We see a “co-creative” process at play as new methodologies are needed to understand the extent of climate and other sustainability risks. Financial institutions and regulators together are defining an evolving field of finance. Industry practice and science-based innovation, to an extent, are informing supervisory expectations and ultimately regulatory requirements. We also see an unrelenting regulatory pace, particularly in the European Union (EU), with a suite of new regulations causing implementation challenges and confusion.
5. Monitor developments in jurisdictions that are “early movers.”
The UK and French climate “stress tests,” for example, will be informative on many levels; and the EU’s suite of new requirements and regulatory developments must be monitored carefully from a compliance and foresight perspective. Global firms, in particular, need to ensure that they have processes in place to adequately keep abreast and assess the implications of new developments, which may impact now or in the near future. The political or public policy barometer is worth following, as this may well be a leading indicator of when and how quickly a country may seek to accelerate or pivot the climate-related regulatory agenda.

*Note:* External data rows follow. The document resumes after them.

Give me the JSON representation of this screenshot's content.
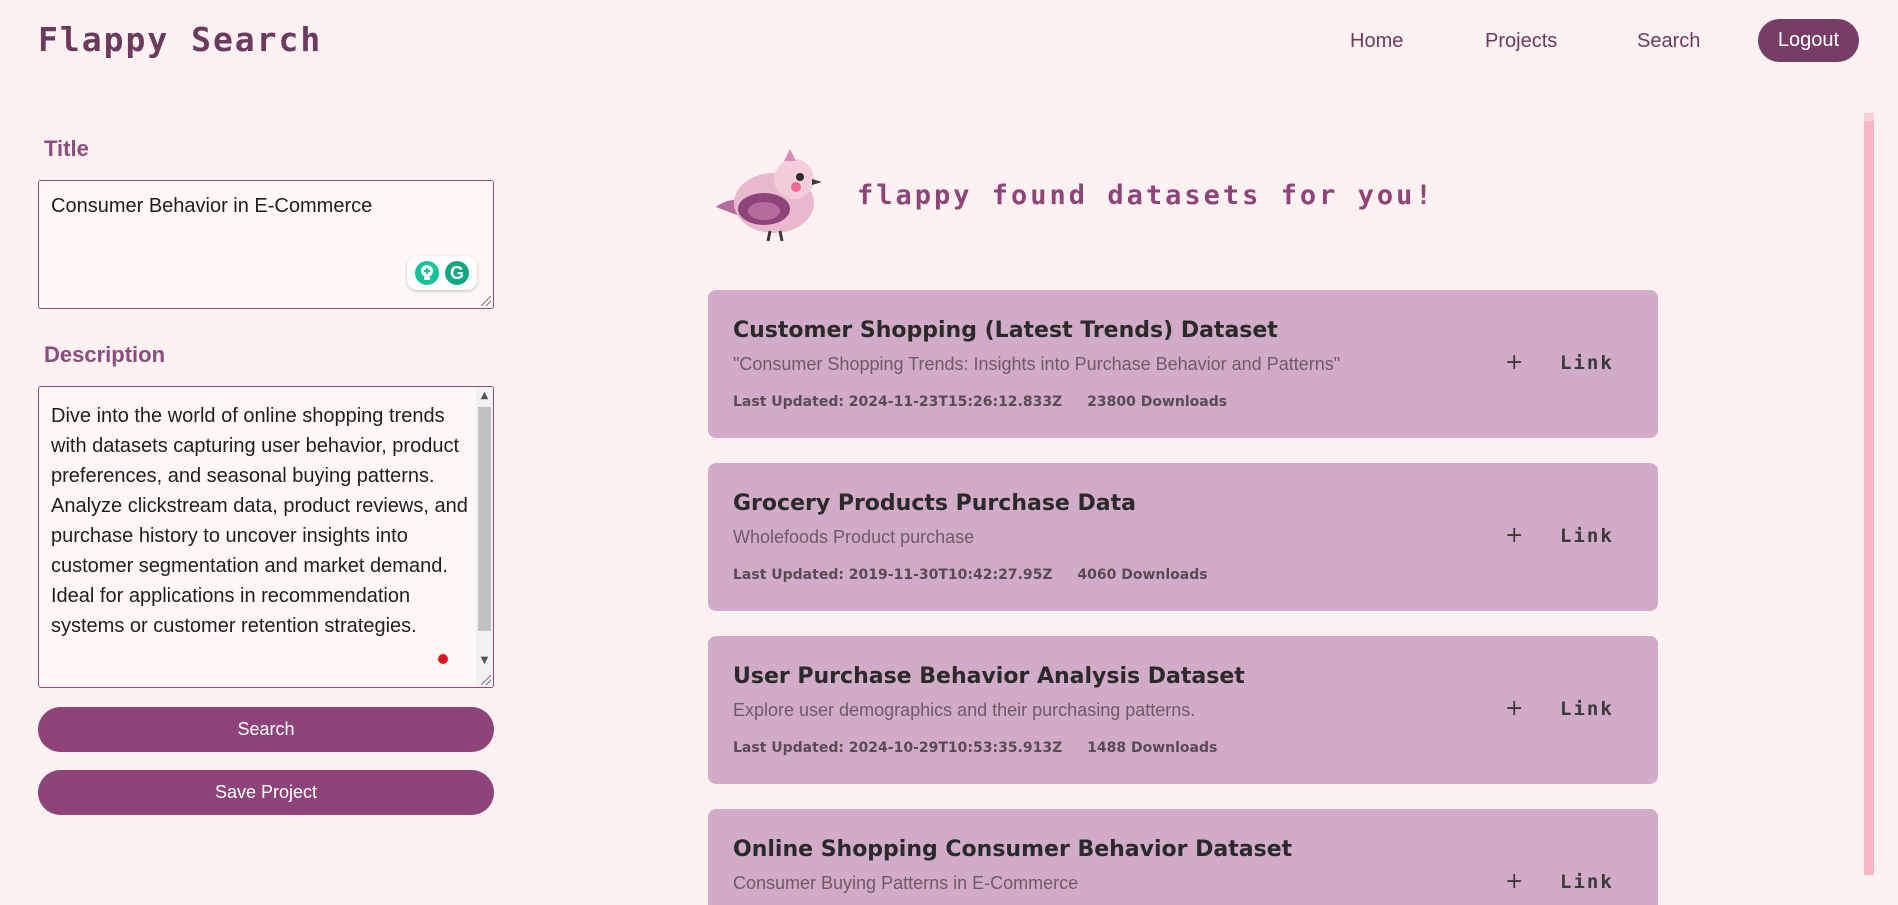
{
  "header": {
    "brand": "Flappy Search",
    "nav": [
      {
        "label": "Home"
      },
      {
        "label": "Projects"
      },
      {
        "label": "Search"
      }
    ],
    "logout_label": "Logout"
  },
  "form": {
    "title_label": "Title",
    "title_value": "Consumer Behavior in E-Commerce",
    "description_label": "Description",
    "description_value": "Dive into the world of online shopping trends with datasets capturing user behavior, product preferences, and seasonal buying patterns. Analyze clickstream data, product reviews, and purchase history to uncover insights into customer segmentation and market demand. Ideal for applications in recommendation systems or customer retention strategies.",
    "search_label": "Search",
    "save_label": "Save Project"
  },
  "results": {
    "headline": "flappy found datasets for you!",
    "add_symbol": "+",
    "link_label": "Link",
    "items": [
      {
        "title": "Customer Shopping (Latest Trends) Dataset",
        "subtitle": "\"Consumer Shopping Trends: Insights into Purchase Behavior and Patterns\"",
        "updated": "Last Updated: 2024-11-23T15:26:12.833Z",
        "downloads": "23800 Downloads"
      },
      {
        "title": "Grocery Products Purchase Data",
        "subtitle": "Wholefoods Product purchase",
        "updated": "Last Updated: 2019-11-30T10:42:27.95Z",
        "downloads": "4060 Downloads"
      },
      {
        "title": "User Purchase Behavior Analysis Dataset",
        "subtitle": "Explore user demographics and their purchasing patterns.",
        "updated": "Last Updated: 2024-10-29T10:53:35.913Z",
        "downloads": "1488 Downloads"
      },
      {
        "title": "Online Shopping Consumer Behavior Dataset",
        "subtitle": "Consumer Buying Patterns in E-Commerce",
        "updated": "",
        "downloads": ""
      }
    ]
  },
  "colors": {
    "background": "#fdf2f1",
    "accent": "#8e4479",
    "brand": "#6b3a5e",
    "card": "#d1abc8"
  }
}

6. Consider broader sustainability factors beyond climate risk
COVID-19 has bought greater attention to the other aspects of environmental, social and governance (ESG). We are seeing greater focus on these aspects in new or planned regulatory requirements, such as in new disclosures in the EU; or envisaged as part of the EU’s renewed sustainable finance strategy; as well as in recent amendments by the Securities and Exchange Commission of its business disclosure rules to enhance the focus on human capital disclosure. If climate change-related risk is anything to judge by, regulators will continue to look to and, in many ways, take the lead from the industry while developing sustainability-related requirements.
Various global initiatives are underway to foster transparency and comparability by driving frameworks, standards and metrics for sustainability and long-term value creation. It is worth staying close to such developments, as they are likely to inform regulatory thinking, at least in some jurisdictions, if not globally.